Walking the Camino de Santiago from Leon to Santiago
While it would be difficult to pin down a favorite day, the walk to Molinaseca from Rabanal certainly ranks among the top. It was a long and arduous day, trudging across the mountains. It was cool at the base and as we climbed higher and higher up the mountain, the clouds hung in a deep, heavy mist. I took the first part of the walk at a brisk pace since about ten kilometers into the walk, near the top of the mountain, was the Cruz de Ferro.
The Cruz de Ferro is an iron cross (hence the name) rising above a pile of stones, each one left by pilgrims over the centuries. According to the tradition, the pilgrim carries a rock with him, taking on as penance the physical embodiment and burden of his sins. Having trudged for miles with it, he leaves it at the foot of Christ on the cross. Each person left behind their own burden and then freed from it, continued on their way up and down the mountains for another twenty kilometers. The veiws were beautiful but climbing in and out of mountains and valleys was tiring and we were rightly proud of ourselves when we reached Molinaseca.
We spent the early afternoon in the bright sun, sitting on the riverbank near a quaint (and medieval) stone bridge leading into town.
Our albergue was still closed for cleaning, so we took advantage of the warmth of the sun, the cool water of the river on our sore feet and (in my case) the opportunity to do laundry for free in the river. The food in Molinaseca was some of the best we´ve encountered and it was there that a few of us had our first taste of pulpo, known to Americans as octopus. Tastes like lobster.
Just for good measure, here´s Santiago himself in the town center:
Our albergue was very nice, especially the spacious room and the views from the windows. Molinaseca is a resort town, and you can see why:

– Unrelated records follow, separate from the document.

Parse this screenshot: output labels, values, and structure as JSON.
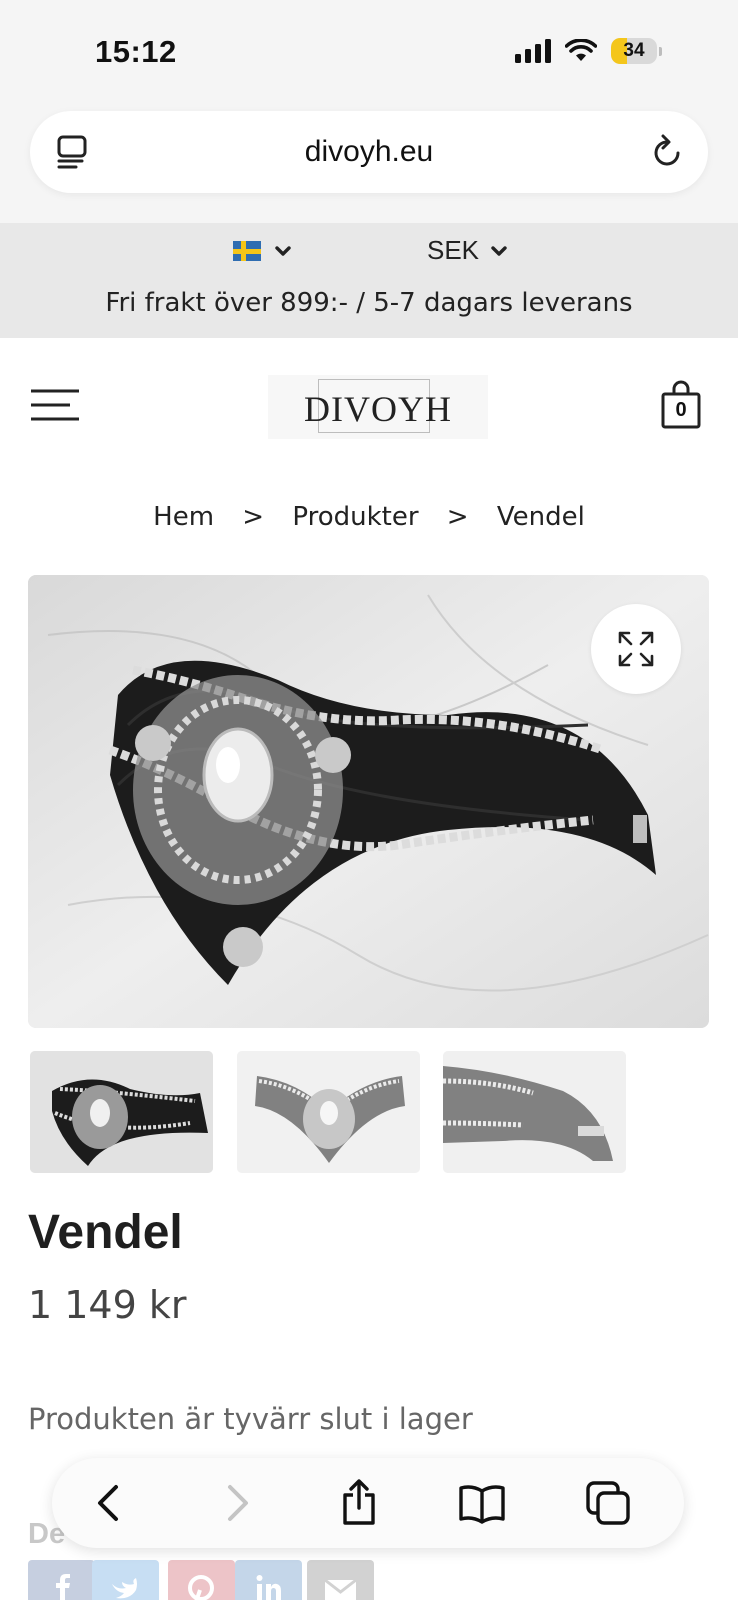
{
  "status_bar": {
    "time": "15:12",
    "battery_level": "34",
    "battery_fraction": 0.34
  },
  "browser": {
    "url": "divoyh.eu",
    "icons": {
      "reader": "reader-icon",
      "reload": "reload-icon"
    },
    "toolbar": {
      "back": "back-icon",
      "forward": "forward-icon",
      "share": "share-icon",
      "bookmarks": "book-icon",
      "tabs": "tabs-icon"
    }
  },
  "topbar": {
    "language_flag": "sweden-flag",
    "currency": "SEK",
    "shipping_notice": "Fri frakt över 899:- / 5-7 dagars leverans"
  },
  "header": {
    "logo_text": "DIVOYH",
    "cart_count": "0"
  },
  "breadcrumb": {
    "items": [
      "Hem",
      "Produkter",
      "Vendel"
    ],
    "separator": ">"
  },
  "product": {
    "title": "Vendel",
    "price": "1 149 kr",
    "stock_message": "Produkten är tyvärr slut i lager",
    "share_label": "De",
    "thumbnails_count": 3
  },
  "share_buttons": [
    "facebook-icon",
    "twitter-icon",
    "pinterest-icon",
    "linkedin-icon",
    "email-icon"
  ],
  "colors": {
    "page_bg": "#ffffff",
    "topbar_bg": "#e8e8e8",
    "browser_chrome": "#f5f5f5",
    "battery_yellow": "#f4c61b"
  }
}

We played a game of mafia before bed, and thus ended another day on the Camino de Santiago.